"Busyness:" Session No. 10 -- readings from chapter 10, "The Art of Doing Nothing"

Opening words:

I think if we're honest with ourselves, we can agree that our busyness—whether of body or of mind—is often a distraction, a way of avoiding others, avoiding intimacy, avoiding ourselves.  We keep busy to push back our fears, our loneliness, our self-doubt, our questions about purposes and ends.  We want to know we matter, we want to know our lives are worthwhile.  And when we're not sure, we work that much harder, we worry that much more.  In the face of our uncertainty, we keep busy.  These days, the idea of original sin has grown unfashionable, but to me it seems as good a way as any of naming that deep feeling of unworthiness so many of us suffer, driving us to hurl a lifetime of  work and worry into a pit that can never be filled. Unchecked, this impulse can drag us into bitterness, loneliness, depression, and despair.

What is it, then, that restores us to a better version of ourselves, that returns us to our firm sense of goodness—both our own and the world’s?  Perhaps it’s a question of grace: a reflected sunset flares in the windows of a skyscraper, a sheet of newspaper takes flight down an empty street, and suddenly we find ourselves in a world made luminous with wonder. ... And so it is: the world itself can call us out of our preoccupations, our worries, our lists and agendas.  In such moments our attention is arrested, quite literally stopped, and the world seems to say to us: “Don’t just do something, stand there.”

Preparation (distribute pencils and paper or note cards):

1.  Make a list of some of the things you've accomplished in the last 48 hours. 

2.  Make a list of the things you meant to accomplish in the last 48 hours but didn't.

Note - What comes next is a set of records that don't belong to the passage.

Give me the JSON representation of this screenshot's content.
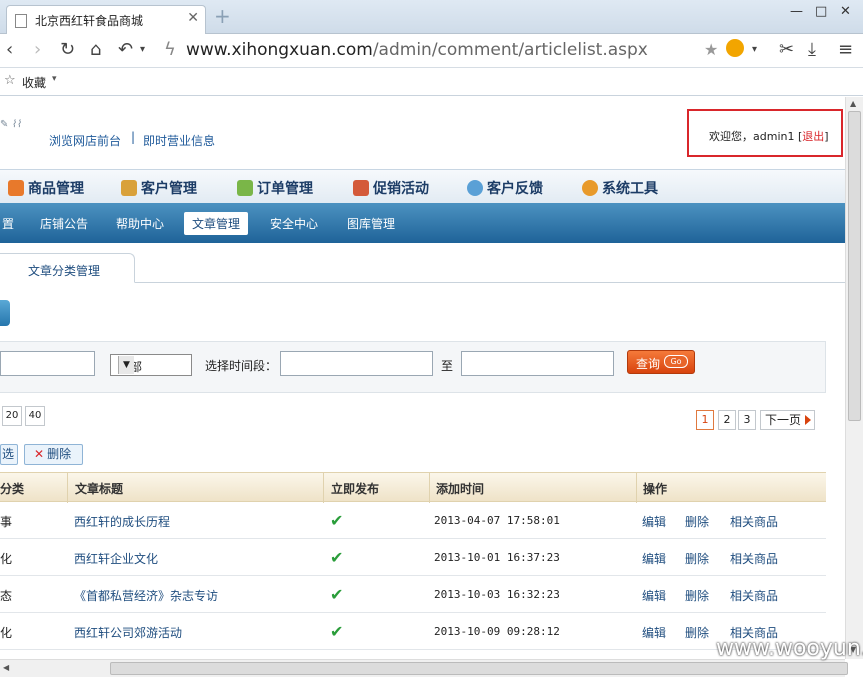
{
  "browser": {
    "tab_title": "北京西红轩食品商城",
    "url_domain": "www.xihongxuan.com",
    "url_path": "/admin/comment/articlelist.aspx",
    "bookmarks_label": "收藏"
  },
  "header": {
    "links": [
      "浏览网店前台",
      "即时营业信息"
    ],
    "welcome_prefix": "欢迎您，admin1 [",
    "logout": "退出",
    "welcome_suffix": "]"
  },
  "main_nav": [
    "商品管理",
    "客户管理",
    "订单管理",
    "促销活动",
    "客户反馈",
    "系统工具"
  ],
  "sub_nav": [
    "置",
    "店铺公告",
    "帮助中心",
    "文章管理",
    "安全中心",
    "图库管理"
  ],
  "sub_nav_active": "文章管理",
  "tabs": {
    "category": "文章分类管理"
  },
  "search": {
    "select_value": "全部",
    "time_label": "选择时间段：",
    "to_label": "至",
    "query_button": "查询",
    "go_label": "Go"
  },
  "page_sizes": [
    "20",
    "40"
  ],
  "pagination": {
    "pages": [
      "1",
      "2",
      "3"
    ],
    "current": "1",
    "next": "下一页"
  },
  "actions": {
    "select": "选",
    "delete": "删除"
  },
  "table": {
    "headers": [
      "分类",
      "文章标题",
      "立即发布",
      "添加时间",
      "操作"
    ],
    "rows": [
      {
        "category": "事",
        "title": "西红轩的成长历程",
        "published": "✔",
        "date": "2013-04-07 17:58:01"
      },
      {
        "category": "化",
        "title": "西红轩企业文化",
        "published": "✔",
        "date": "2013-10-01 16:37:23"
      },
      {
        "category": "态",
        "title": "《首都私营经济》杂志专访",
        "published": "✔",
        "date": "2013-10-03 16:32:23"
      },
      {
        "category": "化",
        "title": "西红轩公司郊游活动",
        "published": "✔",
        "date": "2013-10-09 09:28:12"
      }
    ],
    "ops": [
      "编辑",
      "删除",
      "相关商品"
    ]
  },
  "watermark": "www.wooyun.org",
  "colors": {
    "accent": "#d8430e",
    "nav_blue": "#1f6399",
    "link": "#1f4d7f",
    "alert_border": "#d9262b"
  }
}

3.  How easy is it for you to feel satisfied about your accomplishments?

4.  How much do you worry about unfinished tasks? Are such worries a regular part of your life?


1. Discuss your answers to the questions above.

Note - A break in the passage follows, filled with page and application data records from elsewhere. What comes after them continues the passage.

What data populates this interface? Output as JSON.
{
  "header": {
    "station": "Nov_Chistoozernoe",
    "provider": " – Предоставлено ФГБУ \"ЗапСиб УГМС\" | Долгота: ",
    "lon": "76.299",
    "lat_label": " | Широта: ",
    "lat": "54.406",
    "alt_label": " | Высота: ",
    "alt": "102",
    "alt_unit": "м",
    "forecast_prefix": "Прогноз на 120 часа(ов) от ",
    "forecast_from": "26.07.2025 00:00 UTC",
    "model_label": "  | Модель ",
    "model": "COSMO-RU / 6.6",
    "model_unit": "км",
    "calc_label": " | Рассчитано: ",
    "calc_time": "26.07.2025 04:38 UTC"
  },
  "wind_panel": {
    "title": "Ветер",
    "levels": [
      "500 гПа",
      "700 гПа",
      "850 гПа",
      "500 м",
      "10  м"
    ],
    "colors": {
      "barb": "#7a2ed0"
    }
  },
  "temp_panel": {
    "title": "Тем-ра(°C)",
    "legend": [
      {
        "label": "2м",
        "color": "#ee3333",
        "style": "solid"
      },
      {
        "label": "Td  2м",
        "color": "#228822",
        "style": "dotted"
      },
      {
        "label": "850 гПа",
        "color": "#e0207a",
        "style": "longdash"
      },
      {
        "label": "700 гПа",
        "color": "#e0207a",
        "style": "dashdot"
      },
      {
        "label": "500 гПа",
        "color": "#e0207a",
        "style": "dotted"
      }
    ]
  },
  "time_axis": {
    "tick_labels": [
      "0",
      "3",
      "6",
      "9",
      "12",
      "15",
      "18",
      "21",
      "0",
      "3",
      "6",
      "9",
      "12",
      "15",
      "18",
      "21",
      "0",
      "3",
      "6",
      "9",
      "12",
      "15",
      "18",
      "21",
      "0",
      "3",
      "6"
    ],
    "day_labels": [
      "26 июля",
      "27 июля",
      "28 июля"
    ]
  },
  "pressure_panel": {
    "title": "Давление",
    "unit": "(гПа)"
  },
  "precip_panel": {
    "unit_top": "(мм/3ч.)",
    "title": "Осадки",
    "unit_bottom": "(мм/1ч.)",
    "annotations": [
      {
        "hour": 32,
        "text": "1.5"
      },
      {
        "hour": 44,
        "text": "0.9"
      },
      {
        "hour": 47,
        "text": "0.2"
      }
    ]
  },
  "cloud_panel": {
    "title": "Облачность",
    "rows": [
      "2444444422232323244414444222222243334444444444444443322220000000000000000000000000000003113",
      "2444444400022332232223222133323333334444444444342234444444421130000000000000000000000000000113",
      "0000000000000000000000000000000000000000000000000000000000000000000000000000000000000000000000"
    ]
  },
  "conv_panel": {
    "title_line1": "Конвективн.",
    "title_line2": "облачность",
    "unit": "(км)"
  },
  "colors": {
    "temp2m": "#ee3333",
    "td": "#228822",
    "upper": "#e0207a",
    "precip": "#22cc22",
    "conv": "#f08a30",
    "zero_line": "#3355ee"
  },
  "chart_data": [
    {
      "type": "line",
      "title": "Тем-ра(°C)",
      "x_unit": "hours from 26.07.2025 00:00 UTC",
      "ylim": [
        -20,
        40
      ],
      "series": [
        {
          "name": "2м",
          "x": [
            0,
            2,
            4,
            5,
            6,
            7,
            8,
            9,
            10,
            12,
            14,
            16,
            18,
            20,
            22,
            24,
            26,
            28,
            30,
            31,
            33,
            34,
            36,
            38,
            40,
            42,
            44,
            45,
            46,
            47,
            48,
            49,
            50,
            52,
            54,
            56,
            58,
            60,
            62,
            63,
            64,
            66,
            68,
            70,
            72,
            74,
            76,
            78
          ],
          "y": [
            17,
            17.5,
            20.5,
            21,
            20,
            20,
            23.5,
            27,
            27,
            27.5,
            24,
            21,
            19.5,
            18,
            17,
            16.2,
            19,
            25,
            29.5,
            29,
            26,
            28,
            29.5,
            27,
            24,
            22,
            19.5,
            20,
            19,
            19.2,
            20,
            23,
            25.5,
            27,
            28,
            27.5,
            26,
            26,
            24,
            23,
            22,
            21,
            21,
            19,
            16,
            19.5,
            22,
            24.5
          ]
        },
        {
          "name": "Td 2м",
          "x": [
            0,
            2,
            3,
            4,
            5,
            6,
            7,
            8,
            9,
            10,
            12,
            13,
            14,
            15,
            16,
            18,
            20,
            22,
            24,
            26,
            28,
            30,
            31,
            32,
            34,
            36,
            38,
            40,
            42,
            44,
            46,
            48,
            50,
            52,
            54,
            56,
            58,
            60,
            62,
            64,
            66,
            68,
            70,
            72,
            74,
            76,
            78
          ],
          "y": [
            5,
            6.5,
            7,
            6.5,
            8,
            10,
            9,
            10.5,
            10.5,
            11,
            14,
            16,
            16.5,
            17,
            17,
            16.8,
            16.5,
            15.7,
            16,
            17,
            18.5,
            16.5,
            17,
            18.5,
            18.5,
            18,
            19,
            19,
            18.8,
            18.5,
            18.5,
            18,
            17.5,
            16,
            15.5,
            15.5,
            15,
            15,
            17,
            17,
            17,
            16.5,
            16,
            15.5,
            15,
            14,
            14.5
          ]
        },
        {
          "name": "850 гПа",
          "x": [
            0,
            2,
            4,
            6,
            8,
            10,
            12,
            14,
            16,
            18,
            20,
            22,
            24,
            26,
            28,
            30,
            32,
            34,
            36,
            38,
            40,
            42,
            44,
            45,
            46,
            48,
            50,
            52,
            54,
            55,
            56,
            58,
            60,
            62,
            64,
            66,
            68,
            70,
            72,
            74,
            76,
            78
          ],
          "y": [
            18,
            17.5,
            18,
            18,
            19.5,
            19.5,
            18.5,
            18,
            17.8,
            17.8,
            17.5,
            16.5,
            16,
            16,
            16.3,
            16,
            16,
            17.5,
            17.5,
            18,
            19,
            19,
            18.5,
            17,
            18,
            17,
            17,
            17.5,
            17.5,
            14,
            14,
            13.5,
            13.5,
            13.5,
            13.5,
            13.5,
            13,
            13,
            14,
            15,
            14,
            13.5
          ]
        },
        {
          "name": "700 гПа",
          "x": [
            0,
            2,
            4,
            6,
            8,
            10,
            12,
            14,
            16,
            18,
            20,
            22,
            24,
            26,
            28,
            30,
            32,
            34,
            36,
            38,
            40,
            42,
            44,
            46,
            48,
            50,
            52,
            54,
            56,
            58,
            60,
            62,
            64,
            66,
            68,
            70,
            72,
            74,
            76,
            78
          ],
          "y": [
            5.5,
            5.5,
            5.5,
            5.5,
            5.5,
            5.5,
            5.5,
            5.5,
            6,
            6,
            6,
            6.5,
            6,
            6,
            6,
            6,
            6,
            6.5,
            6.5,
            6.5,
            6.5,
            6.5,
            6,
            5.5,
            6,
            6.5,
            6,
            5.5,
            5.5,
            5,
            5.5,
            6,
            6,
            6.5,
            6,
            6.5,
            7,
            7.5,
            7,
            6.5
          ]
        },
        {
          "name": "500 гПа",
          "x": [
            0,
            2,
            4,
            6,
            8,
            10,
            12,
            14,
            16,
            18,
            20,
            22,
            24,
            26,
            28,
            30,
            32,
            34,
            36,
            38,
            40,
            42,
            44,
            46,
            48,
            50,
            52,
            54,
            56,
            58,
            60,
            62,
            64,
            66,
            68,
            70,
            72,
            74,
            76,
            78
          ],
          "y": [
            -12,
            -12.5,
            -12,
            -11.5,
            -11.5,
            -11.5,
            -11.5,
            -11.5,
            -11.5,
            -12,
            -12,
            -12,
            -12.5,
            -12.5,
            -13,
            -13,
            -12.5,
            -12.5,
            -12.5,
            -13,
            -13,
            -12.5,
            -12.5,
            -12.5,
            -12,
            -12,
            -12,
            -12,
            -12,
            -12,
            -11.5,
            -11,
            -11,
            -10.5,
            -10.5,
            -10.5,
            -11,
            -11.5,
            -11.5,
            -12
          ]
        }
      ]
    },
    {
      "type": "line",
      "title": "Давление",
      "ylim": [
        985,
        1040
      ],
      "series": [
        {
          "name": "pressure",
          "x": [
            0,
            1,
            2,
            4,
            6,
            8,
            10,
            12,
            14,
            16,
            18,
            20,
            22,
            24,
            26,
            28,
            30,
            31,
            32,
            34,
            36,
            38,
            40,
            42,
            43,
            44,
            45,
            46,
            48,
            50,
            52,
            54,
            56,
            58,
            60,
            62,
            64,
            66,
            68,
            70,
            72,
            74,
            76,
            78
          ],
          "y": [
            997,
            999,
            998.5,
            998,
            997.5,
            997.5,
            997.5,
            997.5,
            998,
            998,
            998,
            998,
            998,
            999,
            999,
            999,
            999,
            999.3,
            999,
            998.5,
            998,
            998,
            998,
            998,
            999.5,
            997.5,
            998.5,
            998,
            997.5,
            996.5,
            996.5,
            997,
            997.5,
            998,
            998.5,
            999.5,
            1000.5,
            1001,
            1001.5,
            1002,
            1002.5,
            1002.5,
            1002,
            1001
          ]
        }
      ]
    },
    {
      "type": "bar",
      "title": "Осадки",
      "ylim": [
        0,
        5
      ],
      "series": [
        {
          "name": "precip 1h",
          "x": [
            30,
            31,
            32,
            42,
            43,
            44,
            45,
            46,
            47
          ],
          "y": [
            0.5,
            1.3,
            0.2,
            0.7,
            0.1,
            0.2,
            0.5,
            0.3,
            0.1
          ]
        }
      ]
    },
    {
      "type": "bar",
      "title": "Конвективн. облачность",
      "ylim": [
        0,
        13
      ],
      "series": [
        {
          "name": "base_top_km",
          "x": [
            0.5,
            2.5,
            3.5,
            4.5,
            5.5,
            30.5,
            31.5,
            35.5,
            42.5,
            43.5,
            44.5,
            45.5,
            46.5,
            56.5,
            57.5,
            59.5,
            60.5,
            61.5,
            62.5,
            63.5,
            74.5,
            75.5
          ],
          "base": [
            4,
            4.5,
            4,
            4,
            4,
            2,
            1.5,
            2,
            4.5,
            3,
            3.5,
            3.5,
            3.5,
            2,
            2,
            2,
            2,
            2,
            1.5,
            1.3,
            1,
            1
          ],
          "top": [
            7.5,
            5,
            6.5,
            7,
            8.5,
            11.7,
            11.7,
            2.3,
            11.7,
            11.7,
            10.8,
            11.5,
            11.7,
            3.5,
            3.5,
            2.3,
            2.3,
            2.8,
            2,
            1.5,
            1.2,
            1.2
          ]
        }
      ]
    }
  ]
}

2. When was the last time you felt "all caught up" with the various tasks in your life? How long did it last? How did it feel, while it lasted?

3.  Is it hard for you to slow down or sit still?  Why?  What happens when you do?

4.  Is keeping busy ever a form of procrastination for you? A way of avoiding something? What?

5.  When you feel "too busy" or "overwhelmed", what restores a sense of balance in your life?

6.  Have you ever found yourself fully enjoying a task you normally find unpleasant? What made that possible?

7.  What allows you to be fully absorbed in a task, without thinking about past or future?

Closing words:

[In the midst of our busyness] we have all known moments [of calm], islands of respite.  On some level we are always searching for our life’s work, wanting to align our doing and our being with our highest purposes.  At such moments of calm we find, to our surprise, that our life’s work is here in our hands, at this very moment; it is here as we gaze into another’s eyes, it is here in each breath we receive from and give back to the world.